What to produce — The answer must consist of every line from the data that holds "Sending".

++++

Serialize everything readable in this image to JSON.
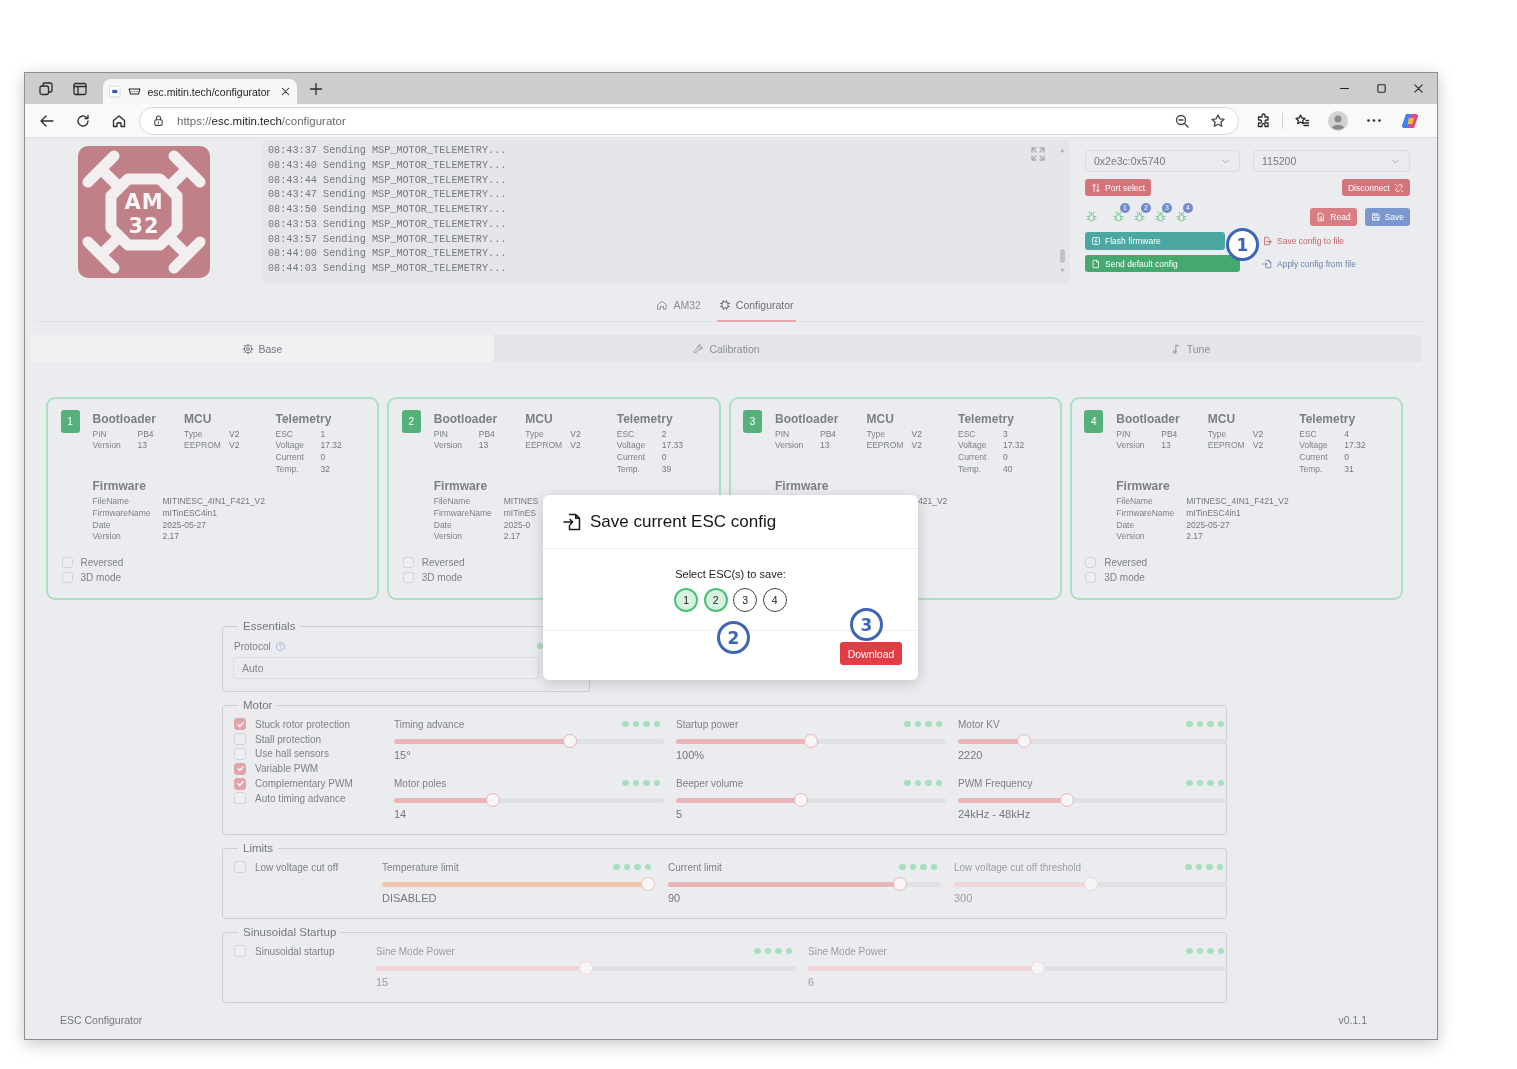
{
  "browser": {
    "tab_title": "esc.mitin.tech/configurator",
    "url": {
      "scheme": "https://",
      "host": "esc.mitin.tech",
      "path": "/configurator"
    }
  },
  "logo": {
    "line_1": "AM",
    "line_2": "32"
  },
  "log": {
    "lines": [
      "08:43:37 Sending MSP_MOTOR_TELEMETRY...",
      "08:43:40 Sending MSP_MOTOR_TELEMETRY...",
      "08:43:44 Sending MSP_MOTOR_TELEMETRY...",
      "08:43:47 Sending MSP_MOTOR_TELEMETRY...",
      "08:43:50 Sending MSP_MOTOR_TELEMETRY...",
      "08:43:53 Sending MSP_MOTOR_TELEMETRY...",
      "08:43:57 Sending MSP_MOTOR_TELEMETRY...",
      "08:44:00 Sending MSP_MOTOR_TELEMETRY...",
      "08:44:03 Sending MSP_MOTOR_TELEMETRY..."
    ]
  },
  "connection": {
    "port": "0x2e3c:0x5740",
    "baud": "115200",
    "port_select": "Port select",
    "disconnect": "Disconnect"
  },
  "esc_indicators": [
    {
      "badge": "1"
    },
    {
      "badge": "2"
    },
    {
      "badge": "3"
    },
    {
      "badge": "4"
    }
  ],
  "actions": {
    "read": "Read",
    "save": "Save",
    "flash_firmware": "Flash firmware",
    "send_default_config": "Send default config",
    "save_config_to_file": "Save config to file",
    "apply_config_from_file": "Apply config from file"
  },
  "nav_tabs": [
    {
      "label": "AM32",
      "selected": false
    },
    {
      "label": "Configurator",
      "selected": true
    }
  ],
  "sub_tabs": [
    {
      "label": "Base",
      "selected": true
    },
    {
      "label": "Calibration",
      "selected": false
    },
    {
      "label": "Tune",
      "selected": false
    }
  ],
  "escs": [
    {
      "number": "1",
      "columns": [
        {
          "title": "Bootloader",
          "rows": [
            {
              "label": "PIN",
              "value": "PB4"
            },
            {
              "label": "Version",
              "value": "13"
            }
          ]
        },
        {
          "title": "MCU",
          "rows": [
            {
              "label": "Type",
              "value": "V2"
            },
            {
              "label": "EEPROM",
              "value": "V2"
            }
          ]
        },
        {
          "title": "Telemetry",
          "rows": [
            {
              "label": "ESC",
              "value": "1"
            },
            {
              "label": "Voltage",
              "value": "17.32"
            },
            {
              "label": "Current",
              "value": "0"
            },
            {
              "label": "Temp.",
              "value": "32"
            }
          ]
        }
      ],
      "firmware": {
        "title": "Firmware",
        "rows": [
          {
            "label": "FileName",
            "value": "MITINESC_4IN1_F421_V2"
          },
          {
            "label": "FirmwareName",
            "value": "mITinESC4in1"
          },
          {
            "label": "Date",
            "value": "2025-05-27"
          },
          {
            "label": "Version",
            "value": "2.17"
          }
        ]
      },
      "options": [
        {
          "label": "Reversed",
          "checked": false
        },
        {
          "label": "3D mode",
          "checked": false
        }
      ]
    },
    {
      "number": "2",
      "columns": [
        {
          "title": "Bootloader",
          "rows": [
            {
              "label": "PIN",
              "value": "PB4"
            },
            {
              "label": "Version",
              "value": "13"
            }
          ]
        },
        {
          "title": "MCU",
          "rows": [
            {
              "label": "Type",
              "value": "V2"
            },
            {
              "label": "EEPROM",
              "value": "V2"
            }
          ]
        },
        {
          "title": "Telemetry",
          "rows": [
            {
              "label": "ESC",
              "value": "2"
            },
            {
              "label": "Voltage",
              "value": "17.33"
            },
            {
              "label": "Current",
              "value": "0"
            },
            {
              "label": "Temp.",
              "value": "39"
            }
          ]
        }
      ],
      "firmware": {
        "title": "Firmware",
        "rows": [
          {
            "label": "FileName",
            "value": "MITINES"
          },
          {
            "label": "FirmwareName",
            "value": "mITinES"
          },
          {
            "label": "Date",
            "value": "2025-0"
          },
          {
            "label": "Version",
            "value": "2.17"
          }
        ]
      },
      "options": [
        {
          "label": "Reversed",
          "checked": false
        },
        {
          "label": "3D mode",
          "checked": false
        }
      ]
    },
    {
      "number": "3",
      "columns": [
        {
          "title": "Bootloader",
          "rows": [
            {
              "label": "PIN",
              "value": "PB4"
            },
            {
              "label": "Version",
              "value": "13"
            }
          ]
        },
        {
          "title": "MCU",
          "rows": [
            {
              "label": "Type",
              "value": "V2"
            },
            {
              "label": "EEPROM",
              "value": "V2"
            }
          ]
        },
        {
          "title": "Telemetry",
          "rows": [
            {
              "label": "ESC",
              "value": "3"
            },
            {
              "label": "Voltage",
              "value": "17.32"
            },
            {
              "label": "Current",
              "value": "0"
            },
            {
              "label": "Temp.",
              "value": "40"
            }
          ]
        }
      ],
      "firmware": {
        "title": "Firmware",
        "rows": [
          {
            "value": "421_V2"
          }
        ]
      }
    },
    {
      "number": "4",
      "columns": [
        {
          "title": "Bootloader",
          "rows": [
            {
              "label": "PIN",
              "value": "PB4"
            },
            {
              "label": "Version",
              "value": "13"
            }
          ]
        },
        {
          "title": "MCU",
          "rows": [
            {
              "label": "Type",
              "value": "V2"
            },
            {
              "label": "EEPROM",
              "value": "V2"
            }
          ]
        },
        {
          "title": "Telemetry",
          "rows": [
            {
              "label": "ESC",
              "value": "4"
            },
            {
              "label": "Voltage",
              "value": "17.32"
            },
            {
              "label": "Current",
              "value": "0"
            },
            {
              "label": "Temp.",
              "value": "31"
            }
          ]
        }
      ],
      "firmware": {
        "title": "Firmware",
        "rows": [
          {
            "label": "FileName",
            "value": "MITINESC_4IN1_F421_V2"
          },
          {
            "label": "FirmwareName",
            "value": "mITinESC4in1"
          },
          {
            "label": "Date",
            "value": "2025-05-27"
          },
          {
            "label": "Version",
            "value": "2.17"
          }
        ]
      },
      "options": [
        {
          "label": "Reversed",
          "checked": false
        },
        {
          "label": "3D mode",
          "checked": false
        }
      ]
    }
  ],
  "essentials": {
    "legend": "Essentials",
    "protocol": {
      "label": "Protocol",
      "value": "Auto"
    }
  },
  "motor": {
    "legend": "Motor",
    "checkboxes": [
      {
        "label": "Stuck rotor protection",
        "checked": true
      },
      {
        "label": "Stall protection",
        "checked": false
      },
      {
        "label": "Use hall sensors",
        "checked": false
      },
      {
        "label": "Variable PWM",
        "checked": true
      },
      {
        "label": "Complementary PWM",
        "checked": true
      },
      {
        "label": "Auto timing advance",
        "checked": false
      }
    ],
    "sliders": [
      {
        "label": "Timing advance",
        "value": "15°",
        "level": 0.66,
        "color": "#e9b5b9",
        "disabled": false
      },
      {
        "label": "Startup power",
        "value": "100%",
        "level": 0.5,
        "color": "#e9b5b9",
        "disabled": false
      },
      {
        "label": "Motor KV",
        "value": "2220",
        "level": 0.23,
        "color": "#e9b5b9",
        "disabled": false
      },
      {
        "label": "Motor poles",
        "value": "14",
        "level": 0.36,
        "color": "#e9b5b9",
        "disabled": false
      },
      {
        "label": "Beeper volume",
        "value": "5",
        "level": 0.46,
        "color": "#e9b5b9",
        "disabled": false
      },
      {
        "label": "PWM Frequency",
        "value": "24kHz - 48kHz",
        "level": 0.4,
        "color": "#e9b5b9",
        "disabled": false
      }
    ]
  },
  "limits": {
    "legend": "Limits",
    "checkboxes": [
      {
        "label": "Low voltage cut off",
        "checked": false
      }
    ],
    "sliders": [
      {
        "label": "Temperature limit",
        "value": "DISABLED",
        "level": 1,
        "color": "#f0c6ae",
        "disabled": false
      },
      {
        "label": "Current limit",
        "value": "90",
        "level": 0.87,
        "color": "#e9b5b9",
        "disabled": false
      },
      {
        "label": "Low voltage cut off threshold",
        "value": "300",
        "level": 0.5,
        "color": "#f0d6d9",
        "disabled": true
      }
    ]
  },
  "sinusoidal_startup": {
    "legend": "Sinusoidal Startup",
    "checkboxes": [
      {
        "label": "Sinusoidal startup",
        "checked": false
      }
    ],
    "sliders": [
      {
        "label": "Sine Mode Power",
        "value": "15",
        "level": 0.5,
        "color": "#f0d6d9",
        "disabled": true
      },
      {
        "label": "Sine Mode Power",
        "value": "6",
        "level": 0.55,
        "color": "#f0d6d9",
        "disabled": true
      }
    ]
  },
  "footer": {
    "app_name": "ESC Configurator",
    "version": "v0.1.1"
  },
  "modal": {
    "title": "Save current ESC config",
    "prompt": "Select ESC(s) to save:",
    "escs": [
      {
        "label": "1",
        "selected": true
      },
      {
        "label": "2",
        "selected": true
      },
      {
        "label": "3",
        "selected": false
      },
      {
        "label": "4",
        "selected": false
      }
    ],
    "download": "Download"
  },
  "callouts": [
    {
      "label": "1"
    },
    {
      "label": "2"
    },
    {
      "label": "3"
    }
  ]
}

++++

Finished exercise —
      "08:43:37 Sending MSP_MOTOR_TELEMETRY...",
      "08:43:40 Sending MSP_MOTOR_TELEMETRY...",
      "08:43:44 Sending MSP_MOTOR_TELEMETRY...",
      "08:43:47 Sending MSP_MOTOR_TELEMETRY...",
      "08:43:50 Sending MSP_MOTOR_TELEMETRY...",
      "08:43:53 Sending MSP_MOTOR_TELEMETRY...",
      "08:43:57 Sending MSP_MOTOR_TELEMETRY...",
      "08:44:00 Sending MSP_MOTOR_TELEMETRY...",
      "08:44:03 Sending MSP_MOTOR_TELEMETRY..."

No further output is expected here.